• _PROBLEM DETAILS_: Although the entries contain pictures, only their words should be duplicated exactly.

• _RECORDS SUPPLIED_:
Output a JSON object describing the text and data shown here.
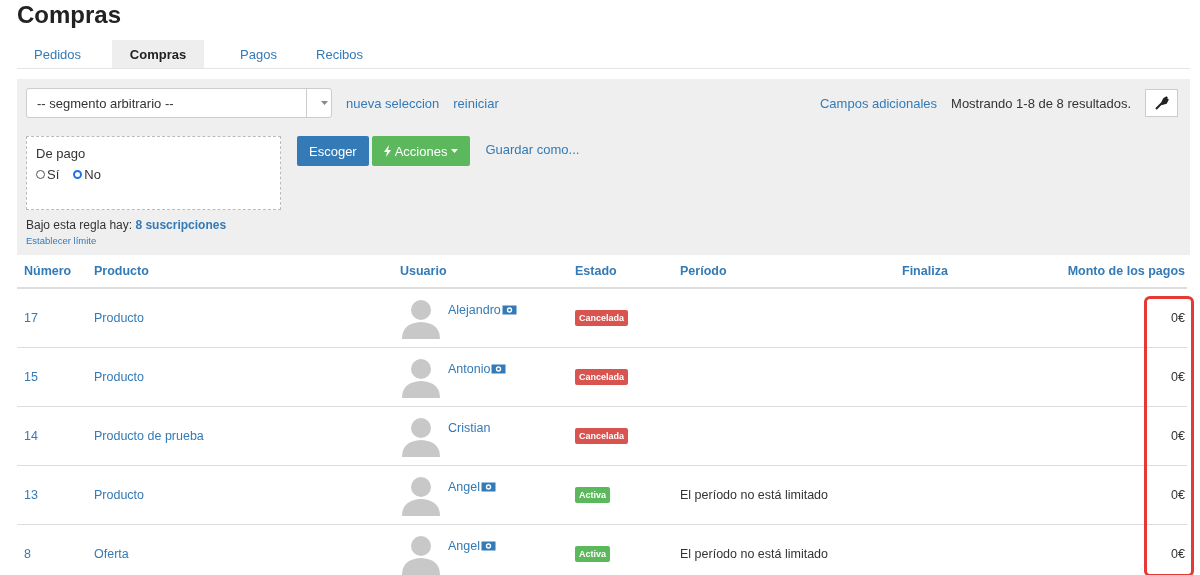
{
  "page_title": "Compras",
  "tabs": [
    {
      "label": "Pedidos",
      "selected": false
    },
    {
      "label": "Compras",
      "selected": true
    },
    {
      "label": "Pagos",
      "selected": false
    },
    {
      "label": "Recibos",
      "selected": false
    }
  ],
  "filter": {
    "segment": "-- segmento arbitrario --",
    "links": [
      "nueva seleccion",
      "reiniciar"
    ],
    "extra_fields": "Campos adicionales",
    "results": "Mostrando 1-8 de 8 resultados.",
    "rule": {
      "label": "De pago",
      "options": [
        {
          "label": "Sí",
          "selected": false
        },
        {
          "label": "No",
          "selected": true
        }
      ]
    },
    "buttons": [
      {
        "label": "Escoger",
        "kind": "primary"
      },
      {
        "label": "Acciones",
        "kind": "actions"
      }
    ],
    "save_link": "Guardar como...",
    "summary": "Bajo esta regla hay: **8 suscripciones**",
    "limit_link": "Establecer límite"
  },
  "table": {
    "columns": [
      "Número",
      "Producto",
      "Usuario",
      "Estado",
      "Período",
      "Finaliza",
      "Monto de los pagos"
    ],
    "annotation": {
      "kind": "highlight_frame"
    },
    "rows": [
      {
        "number": "17",
        "product": "Producto",
        "user": "Alejandro",
        "payment_icon": true,
        "status": {
          "label": "Cancelada",
          "kind": "cancelled"
        },
        "amount": "0€"
      },
      {
        "number": "15",
        "product": "Producto",
        "user": "Antonio",
        "payment_icon": true,
        "status": {
          "label": "Cancelada",
          "kind": "cancelled"
        },
        "amount": "0€"
      },
      {
        "number": "14",
        "product": "Producto de prueba",
        "user": "Cristian",
        "payment_icon": false,
        "status": {
          "label": "Cancelada",
          "kind": "cancelled"
        },
        "amount": "0€"
      },
      {
        "number": "13",
        "product": "Producto",
        "user": "Angel",
        "payment_icon": true,
        "status": {
          "label": "Activa",
          "kind": "active"
        },
        "period": "El período no está limitado",
        "amount": "0€"
      },
      {
        "number": "8",
        "product": "Oferta",
        "user": "Angel",
        "payment_icon": true,
        "status": {
          "label": "Activa",
          "kind": "active"
        },
        "period": "El período no está limitado",
        "amount": "0€"
      }
    ]
  }
}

• _ANSWER_:
Output a JSON object describing the text and data shown here.
{
  "page_title": "Compras",
  "tabs": [
    {
      "label": "Pedidos",
      "selected": false
    },
    {
      "label": "Compras",
      "selected": true
    },
    {
      "label": "Pagos",
      "selected": false
    },
    {
      "label": "Recibos",
      "selected": false
    }
  ],
  "filter": {
    "segment": "-- segmento arbitrario --",
    "links": [
      "nueva seleccion",
      "reiniciar"
    ],
    "extra_fields": "Campos adicionales",
    "results": "Mostrando 1-8 de 8 resultados.",
    "rule": {
      "label": "De pago",
      "options": [
        {
          "label": "Sí",
          "selected": false
        },
        {
          "label": "No",
          "selected": true
        }
      ]
    },
    "buttons": [
      {
        "label": "Escoger",
        "kind": "primary"
      },
      {
        "label": "Acciones",
        "kind": "actions"
      }
    ],
    "save_link": "Guardar como...",
    "summary": "Bajo esta regla hay: **8 suscripciones**",
    "limit_link": "Establecer límite"
  },
  "table": {
    "columns": [
      "Número",
      "Producto",
      "Usuario",
      "Estado",
      "Período",
      "Finaliza",
      "Monto de los pagos"
    ],
    "annotation": {
      "kind": "highlight_frame"
    },
    "rows": [
      {
        "number": "17",
        "product": "Producto",
        "user": "Alejandro",
        "payment_icon": true,
        "status": {
          "label": "Cancelada",
          "kind": "cancelled"
        },
        "amount": "0€"
      },
      {
        "number": "15",
        "product": "Producto",
        "user": "Antonio",
        "payment_icon": true,
        "status": {
          "label": "Cancelada",
          "kind": "cancelled"
        },
        "amount": "0€"
      },
      {
        "number": "14",
        "product": "Producto de prueba",
        "user": "Cristian",
        "payment_icon": false,
        "status": {
          "label": "Cancelada",
          "kind": "cancelled"
        },
        "amount": "0€"
      },
      {
        "number": "13",
        "product": "Producto",
        "user": "Angel",
        "payment_icon": true,
        "status": {
          "label": "Activa",
          "kind": "active"
        },
        "period": "El período no está limitado",
        "amount": "0€"
      },
      {
        "number": "8",
        "product": "Oferta",
        "user": "Angel",
        "payment_icon": true,
        "status": {
          "label": "Activa",
          "kind": "active"
        },
        "period": "El período no está limitado",
        "amount": "0€"
      }
    ]
  }
}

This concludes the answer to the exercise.